I just have flux, soldering iron, and a heat gun.

TLDR; How do you wire up a membrane keyboard to allow more than 3 Inputs for gaming?

why not get a keyboard with silent mx switches. They are more silent then a membrane keyboard.

It will depend on the membrane type if there's a way to change the wiring layout.

Since you can't really add diodes to a membrane (as far as I know), some boards use what's called a 6+2 or modified nkey rollover, lots of various names and layouts but the gist is that instead of "2", "W", "S", and "C" being on the 3rd column they move "W" over to a different or even extra column. Same for "A", "S", "D", they move "A" to the top row (not exact, this is just an example). Basically they break them up into completely different column/rows from other commonly pressed keys allowing the controller to more easily identify them. Doing this means that you either software to remap keys when done but it's also dependent on being able to modify the membrane and the controller being able to handle it (being an office keyboard it's unlikely and the only way to fix that is a new controller).

Personally, given the amount of effort this requires, along with tools and such, and the minimal chance of it working once all is done, I wouldn't bother.

That said,
A big part of your problem is your use of Caps Lock, as mentioned about A,S,D, being on one row, you're compounding the problem by adding a 4th key to the mix. Pick a key on a different row/column and you might fix your problem.

I know your plight, I exclusively set my caps lock to ctrl. think you have 2 real options, and a meme option.

You can try and add diodes onto each trace for each switch, but, with it being a membrane, you would basically be jeopardizing the fragile matrix.

Presuming the mechanical board you have is a cherry board, get some o rings to dampen the switches.

The meme option, presuming the cherry switch is clicky, desolder every switch, disassemble it, and take your soldering iron and weld the click jack to the stem and get some orings. I did that with this extremely cheap 60% I used to carry around while I was in high school. Replacement switches from china are really cheap as well.

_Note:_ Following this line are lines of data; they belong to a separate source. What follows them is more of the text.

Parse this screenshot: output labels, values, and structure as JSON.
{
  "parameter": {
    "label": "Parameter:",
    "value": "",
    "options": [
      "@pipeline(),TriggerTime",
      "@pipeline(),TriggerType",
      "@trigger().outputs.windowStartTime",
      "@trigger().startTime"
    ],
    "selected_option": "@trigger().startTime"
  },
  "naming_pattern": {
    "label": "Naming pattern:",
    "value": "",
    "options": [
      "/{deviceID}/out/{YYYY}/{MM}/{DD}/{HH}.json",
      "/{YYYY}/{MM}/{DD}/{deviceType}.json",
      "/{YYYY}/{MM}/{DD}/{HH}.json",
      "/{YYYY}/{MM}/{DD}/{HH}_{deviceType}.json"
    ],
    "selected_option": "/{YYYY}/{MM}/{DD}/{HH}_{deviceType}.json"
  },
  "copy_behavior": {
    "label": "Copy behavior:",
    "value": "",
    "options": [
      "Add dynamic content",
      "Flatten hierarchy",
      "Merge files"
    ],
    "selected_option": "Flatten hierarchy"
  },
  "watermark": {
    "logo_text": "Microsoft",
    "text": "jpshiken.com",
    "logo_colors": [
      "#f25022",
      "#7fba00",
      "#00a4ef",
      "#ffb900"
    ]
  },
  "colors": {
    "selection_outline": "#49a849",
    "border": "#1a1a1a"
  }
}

Chinese keyboards are really cheap now, if you do not want to ruin your current keyboard.


[0] Message Index

Go to full version